Ocean Container Locations
The Ocean Container was written at and inspired by a number of locations. These include Kyoto, Japan: specifically Kawa Café, Media Café Popeye Shijokawaramachi, and First Cabin Karasuma—a capsule hotel. In British Columbia, Canada, where the vast majority of the novel was written, locations include Harrison, Mill Bay, Nelson, Squamish, Ucluelet, and Vancouver. If I want to be specific, I can indicate an afternoon at The Vienna Café in Nelson, a regular house-sitting gig I had in Mill Bay, and a large number of writing sessions at the Central Branch of the Vancouver Public Library. When there was an occasion to vouch for my novel’s relevance to Vancouver, I wrote the following:
The Ocean Container’s unnamed protagonist is an environmental campaigner labeled an “economic terrorist” by a government determined to pursue a carbon economy at all cost. He is not always an entirely sympathetic character, but his sacrifice recognizes the risks taken by many an environmental activist in Vancouver’s history: from the founders of Greenpeace, to those who have been arrested opposing the Trans Mountain Expansion Project.
For The Ocean Container’s protagonist, such activism results in exile to a compound for the unemployed, were he inhabits an out-of-circulation shipping container. Such circumstances are directly informed by Vancouver’s homeless crisis, and it is no accident the protagonist refers to his refuge as an “internment”, recalling the removal of Japanese Canadians from Vancouver in World War 2.
The Japanese Canadian internment is not, however, the only event to define Japanese culture in Vancouver’s history. Vancouver’s shared cultural interests with Japan—particularly in the arts, which The Ocean Container also explores—are well documented particularly from the second half of the 20th Century. Often these art-world connections have been expressions of empathy between (or at least depiction of) outsiders and radicals on both sides of the Pacific.
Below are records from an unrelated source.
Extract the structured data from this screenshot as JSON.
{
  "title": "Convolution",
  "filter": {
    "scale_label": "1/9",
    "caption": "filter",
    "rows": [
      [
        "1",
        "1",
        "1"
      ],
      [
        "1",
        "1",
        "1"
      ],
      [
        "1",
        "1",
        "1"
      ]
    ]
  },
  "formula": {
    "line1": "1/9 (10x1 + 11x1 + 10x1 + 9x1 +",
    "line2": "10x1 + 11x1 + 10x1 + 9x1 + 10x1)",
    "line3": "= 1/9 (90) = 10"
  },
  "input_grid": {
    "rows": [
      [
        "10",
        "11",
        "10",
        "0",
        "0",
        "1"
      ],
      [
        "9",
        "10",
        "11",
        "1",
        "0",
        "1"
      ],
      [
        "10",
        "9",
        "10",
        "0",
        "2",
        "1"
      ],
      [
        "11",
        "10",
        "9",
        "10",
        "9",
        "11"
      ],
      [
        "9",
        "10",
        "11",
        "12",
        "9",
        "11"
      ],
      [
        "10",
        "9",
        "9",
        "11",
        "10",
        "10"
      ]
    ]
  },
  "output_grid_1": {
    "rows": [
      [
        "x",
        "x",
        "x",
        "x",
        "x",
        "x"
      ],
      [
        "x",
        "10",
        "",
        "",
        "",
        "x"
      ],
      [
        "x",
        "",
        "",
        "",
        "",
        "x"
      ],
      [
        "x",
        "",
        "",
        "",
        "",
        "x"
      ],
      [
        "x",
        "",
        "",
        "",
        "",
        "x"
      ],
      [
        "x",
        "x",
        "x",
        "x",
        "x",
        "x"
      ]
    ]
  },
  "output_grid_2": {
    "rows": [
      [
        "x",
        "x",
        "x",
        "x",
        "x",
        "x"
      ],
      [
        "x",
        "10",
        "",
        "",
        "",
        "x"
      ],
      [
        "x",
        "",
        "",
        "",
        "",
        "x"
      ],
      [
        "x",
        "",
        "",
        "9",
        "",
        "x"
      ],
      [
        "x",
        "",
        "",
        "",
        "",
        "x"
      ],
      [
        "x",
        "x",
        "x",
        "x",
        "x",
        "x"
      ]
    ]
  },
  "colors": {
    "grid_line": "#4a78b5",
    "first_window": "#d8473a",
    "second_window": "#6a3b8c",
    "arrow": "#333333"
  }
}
Such expressions have ranged from the cyberpunk novels of William Gibson, to the butoh iconoclasm of Kokoro Dance, to this year’s collaboration between Japanese noise musician Keiji Haino and the Vancouver-based post-metal group Sumac. While in the homeless compound, The Ocean Container’s protagonist likewise encounters a visiting troupe of Japanese artists, including some butoh artists who perform an homage to a certain novel by Abe Kobo—another Japanese radical—whose recurring confinement trope The Ocean Container likewise reveres.
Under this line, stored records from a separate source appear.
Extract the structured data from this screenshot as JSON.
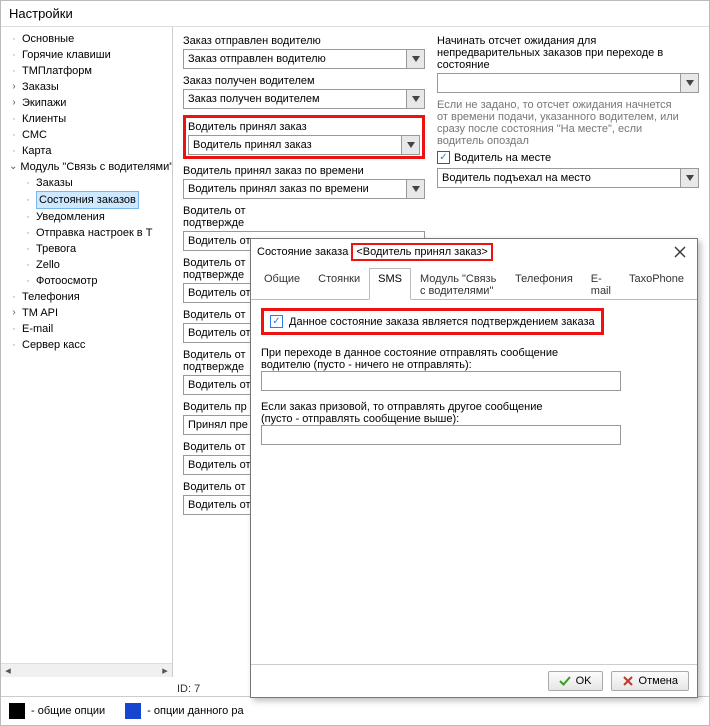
{
  "window_title": "Настройки",
  "tree": {
    "items": [
      {
        "label": "Основные",
        "leaf": true
      },
      {
        "label": "Горячие клавиши",
        "leaf": true
      },
      {
        "label": "ТМПлатформ",
        "leaf": true
      },
      {
        "label": "Заказы",
        "expand": "+"
      },
      {
        "label": "Экипажи",
        "expand": "+"
      },
      {
        "label": "Клиенты",
        "leaf": true
      },
      {
        "label": "СМС",
        "leaf": true
      },
      {
        "label": "Карта",
        "leaf": true
      },
      {
        "label": "Модуль \"Связь с водителями\"",
        "expand": "-",
        "children": [
          {
            "label": "Заказы"
          },
          {
            "label": "Состояния заказов",
            "selected": true
          },
          {
            "label": "Уведомления"
          },
          {
            "label": "Отправка настроек в Т"
          },
          {
            "label": "Тревога"
          },
          {
            "label": "Zello"
          },
          {
            "label": "Фотоосмотр"
          }
        ]
      },
      {
        "label": "Телефония",
        "leaf": true
      },
      {
        "label": "TM API",
        "expand": "+"
      },
      {
        "label": "E-mail",
        "leaf": true
      },
      {
        "label": "Сервер касс",
        "leaf": true
      }
    ]
  },
  "left": {
    "l1": "Заказ отправлен водителю",
    "v1": "Заказ отправлен водителю",
    "l2": "Заказ получен водителем",
    "v2": "Заказ получен водителем",
    "l3": "Водитель принял заказ",
    "v3": "Водитель принял заказ",
    "l4": "Водитель принял заказ по времени",
    "v4": "Водитель принял заказ по времени",
    "l5": "Водитель от",
    "l5b": "подтвержде",
    "v5": "Водитель от",
    "l6": "Водитель от",
    "l6b": "подтвержде",
    "v6": "Водитель от",
    "l7": "Водитель от",
    "v7": "Водитель от",
    "l8": "Водитель от",
    "l8b": "подтвержде",
    "v8": "Водитель от",
    "l9": "Водитель пр",
    "v9": "Принял пре",
    "l10": "Водитель от",
    "v10": "Водитель от",
    "l11": "Водитель от",
    "v11": "Водитель от"
  },
  "right": {
    "l1a": "Начинать отсчет ожидания для",
    "l1b": "непредварительных заказов при переходе в",
    "l1c": "состояние",
    "hint1": "Если не задано, то отсчет ожидания начнется",
    "hint2": "от времени подачи, указанного водителем, или",
    "hint3": "сразу после состояния \"На месте\", если",
    "hint4": "водитель опоздал",
    "chk1": "Водитель на месте",
    "v2": "Водитель подъехал на место"
  },
  "dialog": {
    "title_prefix": "Состояние заказа ",
    "title_hl": "<Водитель принял заказ>",
    "tabs": [
      "Общие",
      "Стоянки",
      "SMS",
      "Модуль \"Связь с водителями\"",
      "Телефония",
      "E-mail",
      "TaxoPhone"
    ],
    "active_tab": 2,
    "confirm_label": "Данное состояние заказа является подтверждением заказа",
    "p1a": "При переходе в данное состояние отправлять сообщение",
    "p1b": "водителю (пусто - ничего не отправлять):",
    "p2a": "Если заказ призовой, то отправлять другое сообщение",
    "p2b": "(пусто - отправлять сообщение выше):",
    "ok": "OK",
    "cancel": "Отмена"
  },
  "legend": {
    "t1": "- общие опции",
    "t2": "- опции данного ра"
  },
  "status": {
    "id_label": "ID: 7"
  }
}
Other instances of “outsider” culture in The Ocean Container—beyond those related to Japan—are in the form of various marginalized characters including a clairvoyant, a goth, and a washed up rocker. And the book includes references to the punk and industrial music that was a subcultural soundtrack for the Vancouver of the 80s and 90s.